Task instructions: From the material below, copy each line that holds the word "active".

Source information:
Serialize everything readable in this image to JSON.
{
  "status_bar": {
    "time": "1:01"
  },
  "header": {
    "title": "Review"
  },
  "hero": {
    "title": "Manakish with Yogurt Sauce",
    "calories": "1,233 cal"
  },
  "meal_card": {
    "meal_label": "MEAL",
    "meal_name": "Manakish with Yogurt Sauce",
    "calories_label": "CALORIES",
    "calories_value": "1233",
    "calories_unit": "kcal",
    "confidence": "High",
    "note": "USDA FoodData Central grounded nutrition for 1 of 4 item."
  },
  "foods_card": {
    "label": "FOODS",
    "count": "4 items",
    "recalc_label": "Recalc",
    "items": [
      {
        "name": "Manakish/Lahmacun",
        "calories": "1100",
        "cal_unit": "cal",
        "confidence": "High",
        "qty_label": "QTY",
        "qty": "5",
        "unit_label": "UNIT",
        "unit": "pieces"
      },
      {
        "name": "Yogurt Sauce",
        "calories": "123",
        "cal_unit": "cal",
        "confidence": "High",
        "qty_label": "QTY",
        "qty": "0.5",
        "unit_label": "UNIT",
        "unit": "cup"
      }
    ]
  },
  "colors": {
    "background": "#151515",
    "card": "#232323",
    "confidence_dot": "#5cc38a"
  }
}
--
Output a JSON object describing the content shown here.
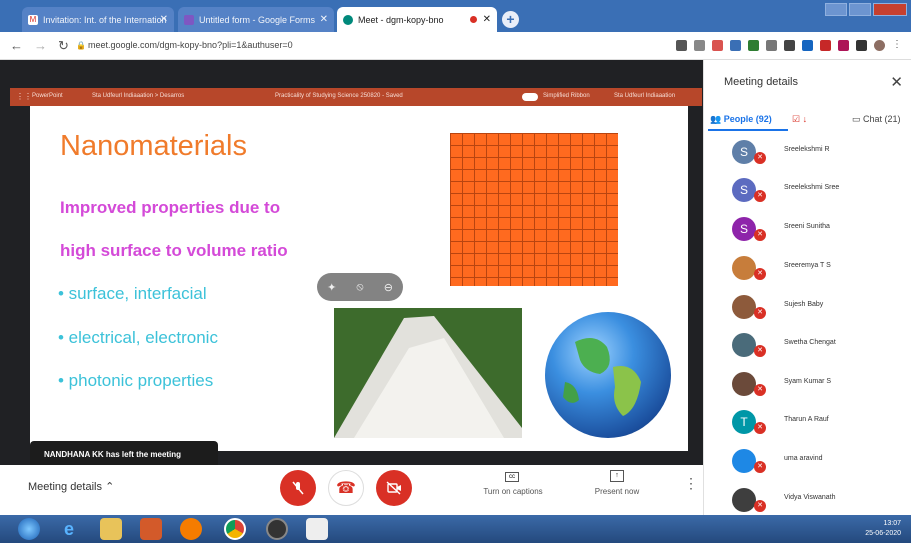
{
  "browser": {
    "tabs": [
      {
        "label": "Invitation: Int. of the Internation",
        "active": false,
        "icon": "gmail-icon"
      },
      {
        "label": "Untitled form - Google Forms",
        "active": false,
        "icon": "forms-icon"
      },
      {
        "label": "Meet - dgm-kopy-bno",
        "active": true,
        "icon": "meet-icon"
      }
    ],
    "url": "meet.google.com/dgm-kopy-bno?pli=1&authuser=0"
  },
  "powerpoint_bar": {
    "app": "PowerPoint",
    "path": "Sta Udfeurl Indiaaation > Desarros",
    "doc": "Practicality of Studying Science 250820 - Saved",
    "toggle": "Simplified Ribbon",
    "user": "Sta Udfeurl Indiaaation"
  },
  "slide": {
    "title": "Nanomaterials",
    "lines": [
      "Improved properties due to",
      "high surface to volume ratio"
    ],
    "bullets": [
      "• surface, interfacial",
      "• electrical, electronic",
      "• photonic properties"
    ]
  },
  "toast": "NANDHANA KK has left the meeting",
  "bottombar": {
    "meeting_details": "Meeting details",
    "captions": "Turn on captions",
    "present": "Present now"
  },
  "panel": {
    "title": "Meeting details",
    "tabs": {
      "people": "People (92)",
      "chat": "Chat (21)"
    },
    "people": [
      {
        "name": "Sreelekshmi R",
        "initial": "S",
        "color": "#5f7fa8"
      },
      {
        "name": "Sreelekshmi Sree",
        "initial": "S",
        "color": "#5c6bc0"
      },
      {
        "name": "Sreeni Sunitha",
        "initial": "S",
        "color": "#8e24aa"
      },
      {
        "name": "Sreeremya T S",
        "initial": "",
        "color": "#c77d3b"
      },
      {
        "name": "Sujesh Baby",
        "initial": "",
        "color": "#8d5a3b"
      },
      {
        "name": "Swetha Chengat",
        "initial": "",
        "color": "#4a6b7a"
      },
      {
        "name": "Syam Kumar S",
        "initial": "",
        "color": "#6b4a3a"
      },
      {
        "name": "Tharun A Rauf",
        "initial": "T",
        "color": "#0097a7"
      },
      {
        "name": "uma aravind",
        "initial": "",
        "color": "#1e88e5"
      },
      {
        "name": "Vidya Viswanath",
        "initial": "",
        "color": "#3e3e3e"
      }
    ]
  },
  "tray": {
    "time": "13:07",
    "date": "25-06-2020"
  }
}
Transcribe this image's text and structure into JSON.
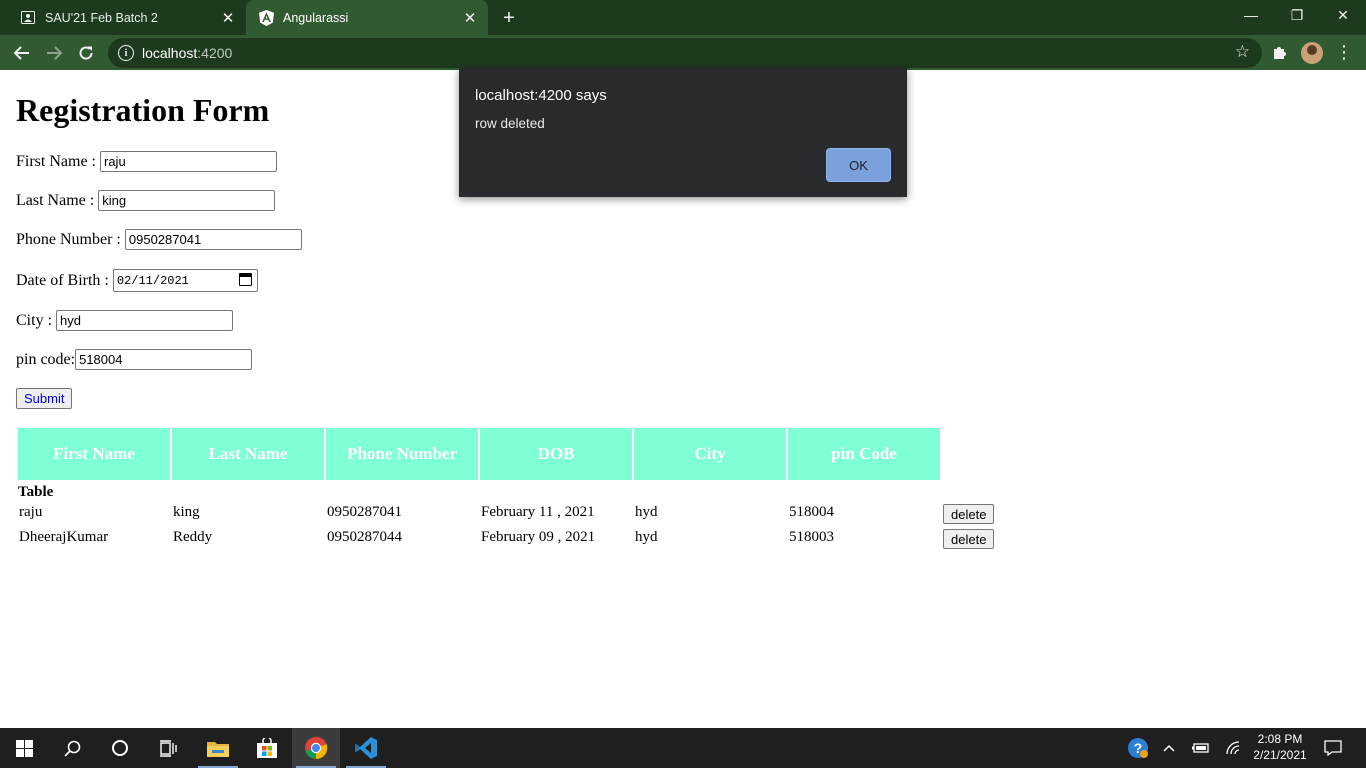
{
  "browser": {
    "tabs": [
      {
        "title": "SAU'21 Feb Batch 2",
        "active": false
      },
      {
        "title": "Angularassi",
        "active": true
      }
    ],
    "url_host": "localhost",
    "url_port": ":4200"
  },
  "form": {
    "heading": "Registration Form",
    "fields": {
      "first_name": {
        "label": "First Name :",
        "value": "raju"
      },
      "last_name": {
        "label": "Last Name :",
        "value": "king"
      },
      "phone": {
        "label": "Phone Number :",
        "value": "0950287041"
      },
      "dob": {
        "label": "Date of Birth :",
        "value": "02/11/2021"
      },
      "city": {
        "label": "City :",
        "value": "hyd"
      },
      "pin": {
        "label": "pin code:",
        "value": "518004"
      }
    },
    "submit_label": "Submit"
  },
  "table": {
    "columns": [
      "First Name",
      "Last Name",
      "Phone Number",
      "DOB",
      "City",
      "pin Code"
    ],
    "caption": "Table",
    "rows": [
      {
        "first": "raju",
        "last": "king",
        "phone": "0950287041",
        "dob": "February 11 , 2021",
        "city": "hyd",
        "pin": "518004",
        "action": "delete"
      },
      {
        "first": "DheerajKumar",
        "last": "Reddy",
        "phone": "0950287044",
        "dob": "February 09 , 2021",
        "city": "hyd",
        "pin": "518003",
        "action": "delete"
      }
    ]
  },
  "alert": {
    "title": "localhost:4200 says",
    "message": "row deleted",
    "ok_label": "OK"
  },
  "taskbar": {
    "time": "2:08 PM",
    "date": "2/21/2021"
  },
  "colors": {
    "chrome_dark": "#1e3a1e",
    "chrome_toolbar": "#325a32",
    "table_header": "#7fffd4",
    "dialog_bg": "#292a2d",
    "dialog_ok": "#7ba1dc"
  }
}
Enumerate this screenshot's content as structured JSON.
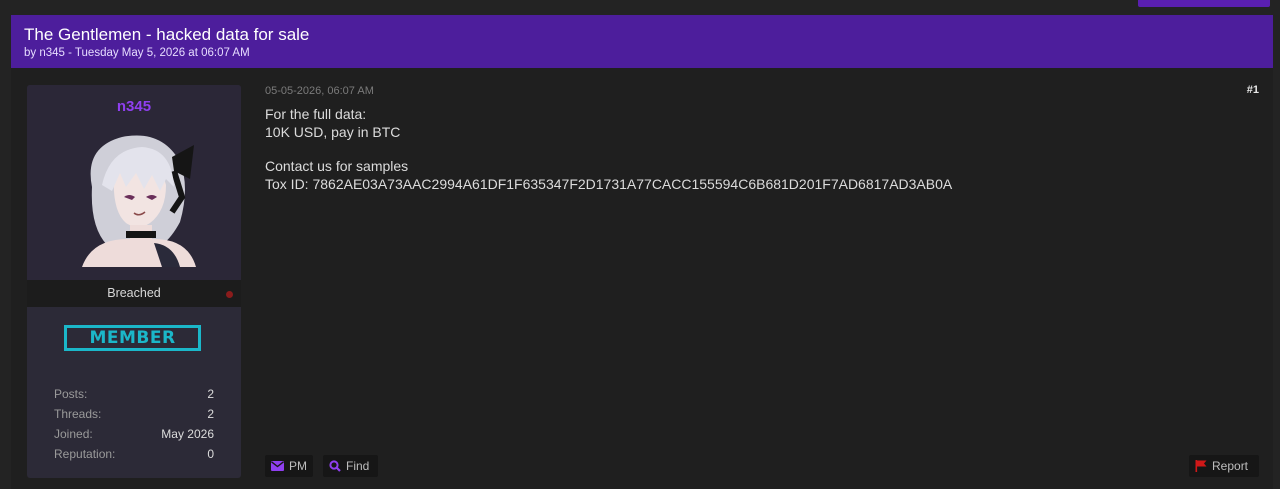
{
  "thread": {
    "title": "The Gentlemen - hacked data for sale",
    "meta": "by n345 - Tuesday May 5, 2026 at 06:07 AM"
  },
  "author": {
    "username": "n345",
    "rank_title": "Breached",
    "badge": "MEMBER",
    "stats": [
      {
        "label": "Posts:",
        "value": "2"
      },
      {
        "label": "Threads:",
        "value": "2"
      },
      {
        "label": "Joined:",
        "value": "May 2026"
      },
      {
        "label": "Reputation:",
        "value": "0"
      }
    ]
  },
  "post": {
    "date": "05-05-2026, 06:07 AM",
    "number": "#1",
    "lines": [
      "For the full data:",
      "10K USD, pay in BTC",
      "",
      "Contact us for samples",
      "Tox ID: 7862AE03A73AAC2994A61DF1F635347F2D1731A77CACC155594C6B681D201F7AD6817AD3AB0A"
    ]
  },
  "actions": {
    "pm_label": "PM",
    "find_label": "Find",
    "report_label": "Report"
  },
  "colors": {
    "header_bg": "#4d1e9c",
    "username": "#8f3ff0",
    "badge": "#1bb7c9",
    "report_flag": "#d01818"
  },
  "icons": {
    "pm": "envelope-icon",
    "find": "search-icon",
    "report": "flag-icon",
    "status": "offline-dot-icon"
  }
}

Result of the task:
        "active": false,
        "active": false,
        "active": true,
        "active": false
        "active": true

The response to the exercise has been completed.